Until I reach a place in my “relentless pursuit” where I can begin to see the purpose for the trek I have been taking, I believe it is best for this blog and my online voice to fall silent. After all, I did write a post, not that long ago, in which I told the story of the abbot who noted that the monks in his monastery agreed they would not speak unless, by speaking, they could improve on the silence. At the moment, it seems that what I have to say is no improvement on silence. It is time for me to heed the abbot’s counsel.
If and when I return to this medium, it will signify that I have begun to emerge from the darkness which has characterized my pilgrimage for so long. I surrendered my life to the service of the Kingdom of God more than forty-five years ago. I have wanted to finish strong. My only hope of accomplishing that is to impose the discipline of silence upon myself for a time.
Thanks for reading what I have written over the past 20 months. I have enjoyed the experience, and I hope I have been somewhat helpful to at least some of you who have been my loyal readers.
I bumped into Arthur at Whole Foods yesterday. I was studying the label on a loaf of flax-meal bread when I heard his familiar voice. “It sure costs a lot to eat healthy, doesn’t it?” he asked, smiling.
“Yes,” I replied. “I have a buddy who refers to this place as ‘Whole Paycheck.'”
We both laughed, then Arthur said, still smiling, “That line would be a lot funnier if I actually had a paycheck.”
“I hear you,” I said. “Still, you look like you’re in a good mood.”
“I am,” he said. “I got a couple of emails yesterday that positively made my day.”
This coming Sunday, May 12, 2013, my wife and I will celebrate our fortieth wedding anniversary. If you were to ask me to identify the single most significant evidence of God’s unfailing care and concern for me as a Christ-follower and a minister of the gospel over the past four decades, I would answer, without hesitation: “Three words—Shirley Lorraine Clairmont.”
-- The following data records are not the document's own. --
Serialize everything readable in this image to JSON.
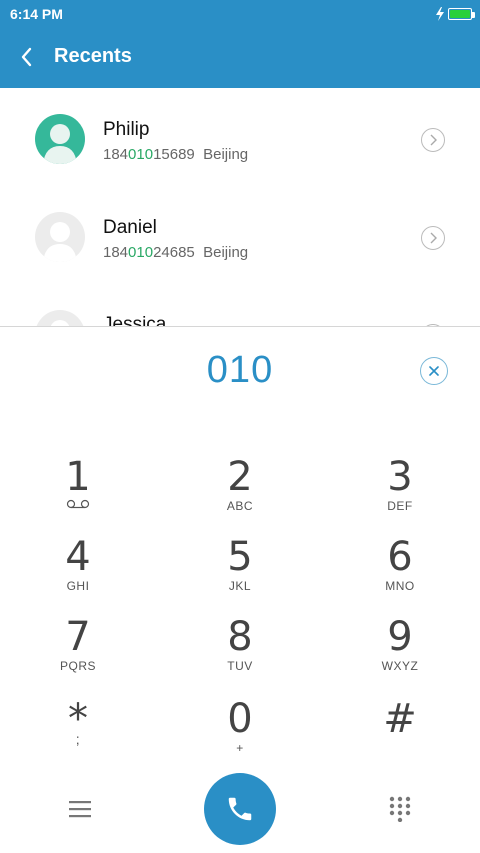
{
  "status": {
    "time": "6:14 PM",
    "battery_level": 1.0,
    "battery_color": "#29d03a"
  },
  "appbar": {
    "title": "Recents",
    "color": "#2a8fc6"
  },
  "recents": [
    {
      "name": "Philip",
      "number_prefix": "184",
      "number_match": "010",
      "number_suffix": "15689",
      "location": "Beijing",
      "avatar": "teal"
    },
    {
      "name": "Daniel",
      "number_prefix": "184",
      "number_match": "010",
      "number_suffix": "24685",
      "location": "Beijing",
      "avatar": "gray"
    },
    {
      "name": "Jessica",
      "avatar": "gray"
    }
  ],
  "dialer": {
    "input": "010",
    "keys": [
      {
        "digit": "1",
        "letters": ""
      },
      {
        "digit": "2",
        "letters": "ABC"
      },
      {
        "digit": "3",
        "letters": "DEF"
      },
      {
        "digit": "4",
        "letters": "GHI"
      },
      {
        "digit": "5",
        "letters": "JKL"
      },
      {
        "digit": "6",
        "letters": "MNO"
      },
      {
        "digit": "7",
        "letters": "PQRS"
      },
      {
        "digit": "8",
        "letters": "TUV"
      },
      {
        "digit": "9",
        "letters": "WXYZ"
      },
      {
        "digit": "*",
        "letters": ";"
      },
      {
        "digit": "0",
        "letters": "+"
      },
      {
        "digit": "#",
        "letters": ""
      }
    ]
  },
  "icons": {
    "menu": "menu-icon",
    "call": "phone-icon",
    "keypad": "keypad-icon",
    "back": "chevron-left-icon",
    "clear": "clear-icon",
    "info": "chevron-right-icon"
  }
}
That may not be the most romantic paragraph with which I could have begun a post in which I reflect on forty years of marriage, but it gets to the heart of the matter as pointedly as I know how. I have devoted my life to the service of Christ and His Kingdom. Forty years ago, Shirley joined me in that endeavor. It has been a team effort since then. She has been my greatest asset in all these years of ministry, and I am grateful to God for His faithfulness in bringing her into my life.